Deputy Defense Secretary says problems were significantgreenspun.com : LUSENET : TimeBomb 2000 (Y2000) : One Thread
-- Frank Lee (I dont give a damn) (email@example.com), January 03, 2000
THE WASHINGTON TIMES
January 02, 2000
Scary, quickly fixed failure 'blinds' satellite spy network
A New Year's Eve computer failure at the supersecret National Reconnaissance Office nearly blinded the agency's global satellite spying operations for several hours until a backup system was activated, the Pentagon said yesterday.
Deputy Defense Secretary John Hamre told reporters the problem with "a satellite-based intelligence system" was "significant" and had reduced the ability of the spy agency to monitor world events. The problem is expected to last several days, he said.
"For a period of several hours we were not able to process information from that system," Mr. Hamre said, declining to provide specific details.
Asked whether U.S. high-technology spies were "blinded," Mr. Hamre said: "For a short period of time we were not able to process the information that the satellites were sending."
An official familiar with the incident said later that he agreed with Mr. Hamre's assessment that the data cutoff was serious, but that not all satellites were unable to transmit data. "Not everything was affected," the official said.
The disruption of the spy satellites is the only major year-2000 computer problem for the U.S. government reported so far. It occurred despite an earlier readiness test.
The reconnaissance office, known as NRO, operates a small number of satellites capable of photographing images on the ground and transmitting them back to Earth. The satellites' precise capabilities are classified, but intelligence officials have said privately they can identify objects on the ground as small as 24 inches.
The most advanced imaging satellites are maneuverable and can transmit live video with no delay. Some have the capability to see through clouds and most contain separate electronic eavesdropping systems.
The satellites, which cost as much as $1 billion each, operate primarily in orbit about 300 miles high. They monitor hot spots around the world such as Russian military operations in Chechnya, North Korea's pending long-range missile launch and Iraqi military activities.
Mr. Hamre declined to say where the computer failure occurred. The backup system is not providing the same level of intelligence as the primary one, he said.
The satellites are operated by computers and communications systems at NRO's headquarters in Chantilly, as well as at various ground stations around the world.
The disruption did not affect the Pentagon's ability to monitor strategic nuclear missile launches, which rely on satellites that detect the heat of rockets, Mr. Hamre said.
The problem occurred at 7 p.m. Eastern time and prevented satellite data from being processed for several hours, Mr. Hamre said.
"We were able to adopt backup procedures, which had indeed been planned and rehearsed, and they are in place right now as we're working through the final details," he said.
"We are operating at less than our full peacetime level of activity today.

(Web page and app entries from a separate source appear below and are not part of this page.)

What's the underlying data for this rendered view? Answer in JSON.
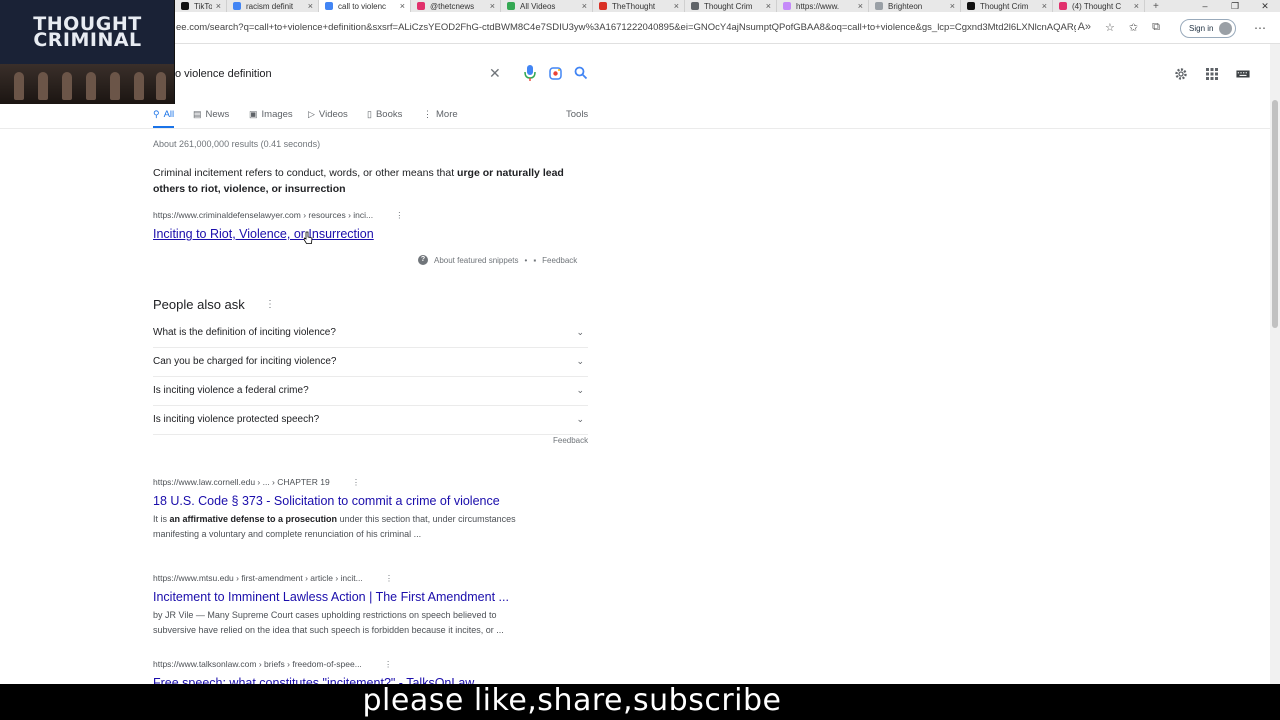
{
  "browser": {
    "tabs": [
      {
        "label": "TikTok",
        "color": "#111111"
      },
      {
        "label": "racism definit",
        "color": "#4285f4"
      },
      {
        "label": "call to violenc",
        "color": "#4285f4",
        "active": true
      },
      {
        "label": "@thetcnews",
        "color": "#e1306c"
      },
      {
        "label": "All Videos",
        "color": "#34a853"
      },
      {
        "label": "TheThought",
        "color": "#d93025"
      },
      {
        "label": "Thought Crim",
        "color": "#5f6368"
      },
      {
        "label": "https://www.",
        "color": "#c58af9"
      },
      {
        "label": "Brighteon",
        "color": "#9aa0a6"
      },
      {
        "label": "Thought Crim",
        "color": "#111111"
      },
      {
        "label": "(4) Thought C",
        "color": "#e1306c"
      }
    ],
    "url": "ee.com/search?q=call+to+violence+definition&sxsrf=ALiCzsYEOD2FhG-ctdBWM8C4e7SDIU3yw%3A1671222040895&ei=GNOcY4ajNsumptQPofGBAA8&oq=call+to+violence&gs_lcp=Cgxnd3Mtd2l6LXNlcnAQARgD...",
    "sign_in": "Sign in"
  },
  "video_overlay": {
    "title_line1": "THOUGHT",
    "title_line2": "CRIMINAL"
  },
  "search": {
    "query": "o violence definition",
    "tabs": [
      {
        "label": "All",
        "icon": "search-icon"
      },
      {
        "label": "News",
        "icon": "news-icon"
      },
      {
        "label": "Images",
        "icon": "images-icon"
      },
      {
        "label": "Videos",
        "icon": "videos-icon"
      },
      {
        "label": "Books",
        "icon": "books-icon"
      },
      {
        "label": "More",
        "icon": "more-icon"
      }
    ],
    "tools": "Tools",
    "stats": "About 261,000,000 results (0.41 seconds)"
  },
  "featured_snippet": {
    "text_plain": "Criminal incitement refers to conduct, words, or other means that ",
    "text_bold_1": "urge or naturally lead",
    "text_bold_2": "others to riot, violence, or insurrection",
    "cite": "https://www.criminaldefenselawyer.com › resources › inci...",
    "title": "Inciting to Riot, Violence, or Insurrection",
    "about": "About featured snippets",
    "feedback": "Feedback"
  },
  "people_also_ask": {
    "title": "People also ask",
    "questions": [
      "What is the definition of inciting violence?",
      "Can you be charged for inciting violence?",
      "Is inciting violence a federal crime?",
      "Is inciting violence protected speech?"
    ],
    "feedback": "Feedback"
  },
  "results": [
    {
      "cite": "https://www.law.cornell.edu › ... › CHAPTER 19",
      "title": "18 U.S. Code § 373 - Solicitation to commit a crime of violence",
      "snippet_pre": "It is ",
      "snippet_bold": "an affirmative defense to a prosecution",
      "snippet_post": " under this section that, under circumstances manifesting a voluntary and complete renunciation of his criminal ..."
    },
    {
      "cite": "https://www.mtsu.edu › first-amendment › article › incit...",
      "title": "Incitement to Imminent Lawless Action | The First Amendment ...",
      "snippet_pre": "by JR Vile — Many Supreme Court cases upholding restrictions on speech believed to subversive have relied on the idea that such speech is forbidden because it incites, or ...",
      "snippet_bold": "",
      "snippet_post": ""
    },
    {
      "cite": "https://www.talksonlaw.com › briefs › freedom-of-spee...",
      "title": "Free speech: what constitutes \"incitement?\" - TalksOnLaw",
      "snippet_pre": "",
      "snippet_bold": "",
      "snippet_post": ""
    }
  ],
  "caption": "please like,share,subscribe",
  "colors": {
    "link": "#1a0dab",
    "accent": "#1a73e8",
    "caption_bg": "#000000"
  }
}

But all of our high-priority needs, both for the Department of Defense and other national customers, are fully being met."
NRO provides photographs and other spy imagery for other agencies, including the CIA and the National Imagery and Mapping Agency. Both analyze and report on the pictures to U.S. policy-makers.

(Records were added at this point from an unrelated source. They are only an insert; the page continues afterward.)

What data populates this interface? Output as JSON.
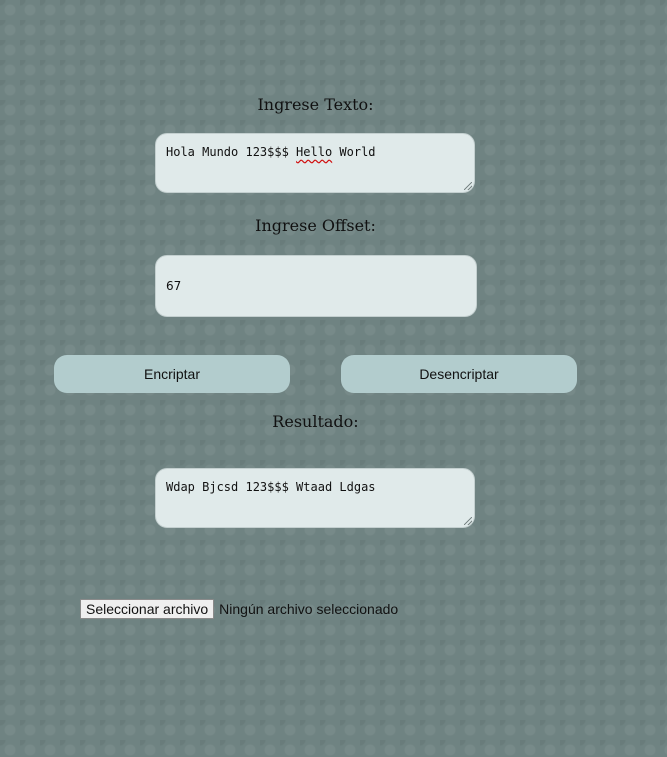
{
  "form": {
    "text_label": "Ingrese Texto:",
    "text_value_parts": [
      "Hola Mundo 123$$$ ",
      "Hello",
      " World"
    ],
    "offset_label": "Ingrese Offset:",
    "offset_value": "67",
    "encrypt_label": "Encriptar",
    "decrypt_label": "Desencriptar",
    "result_label": "Resultado:",
    "result_value": "Wdap Bjcsd 123$$$ Wtaad Ldgas"
  },
  "file": {
    "button_label": "Seleccionar archivo",
    "status": "Ningún archivo seleccionado"
  }
}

Other Pentagon computer woes included a cash register failure at a military base in Okinawa, Japan, and a power outage at a base in Diego Garcia, in the Indian Ocean.
Mr. Hamre said it was not known whether the power failure was related to the year-2000 computer problem, which refers to older systems that may "think" the year 2000 is 1900 and then malfunction or shut down.

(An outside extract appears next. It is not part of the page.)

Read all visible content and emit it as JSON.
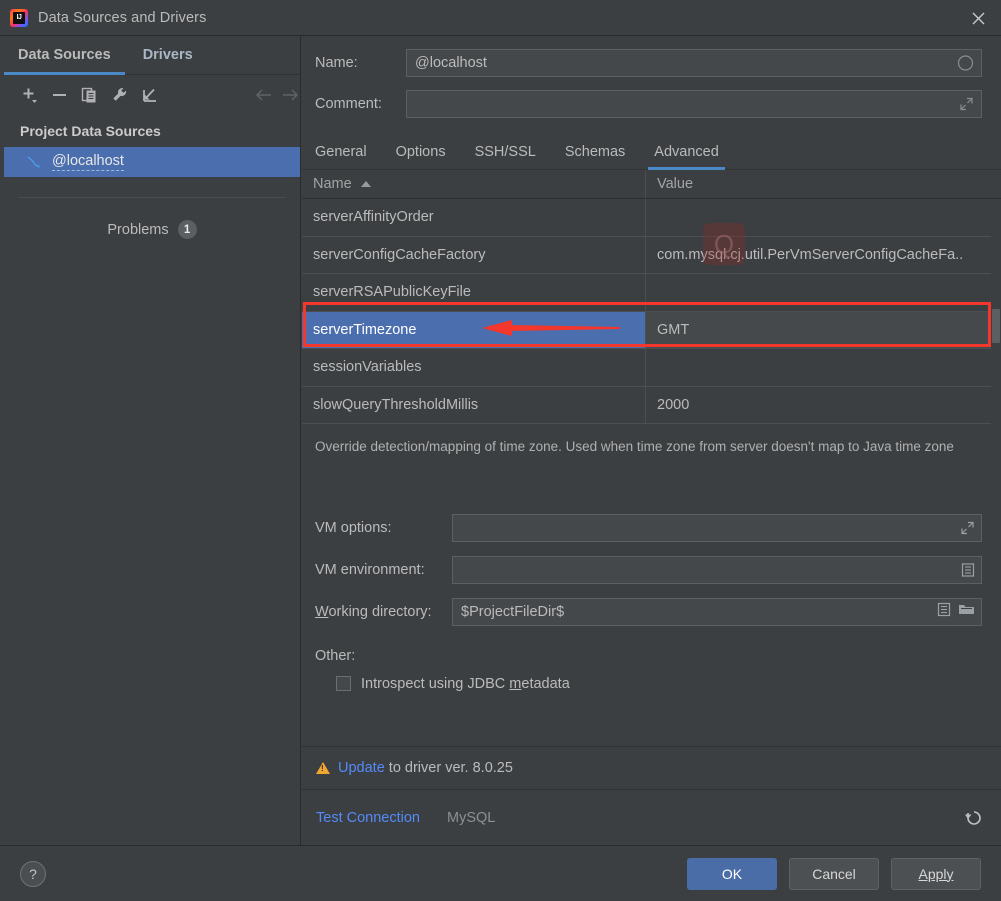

A signal station operated by a military service also had a problem with its physical security system that affected how employees enter the facility, Mr. Hamre said.
He said the satellite problem occurred despite testing in advance of the date rollover to 2000.
"When you conduct a test, part of what you need to do is to establish the link and where that satellite is at that point in time and space," Mr. Hamre said of the mostly classified satellite operations.
"But of course that's not where it's going to be on the 31st of December at one minute to midnight," he said. "So you have to do some operational workarounds to try to get as realistic a testing environment as possible. And I suspect that that's where we had the problem."
On another front, Mr. Hamre said the number of computer attacks on the Pentagon was less than normal.
"We had fewer problems in cyberspace. There's always skirmishing going on in cyberspace . . . and we've had less this weekend than we normally had," he said.
-- kermit (firstname.lastname@example.org), January 03, 2000.
The problem is already fixed, relax......GG
-- (email@example.com), January 03, 2000.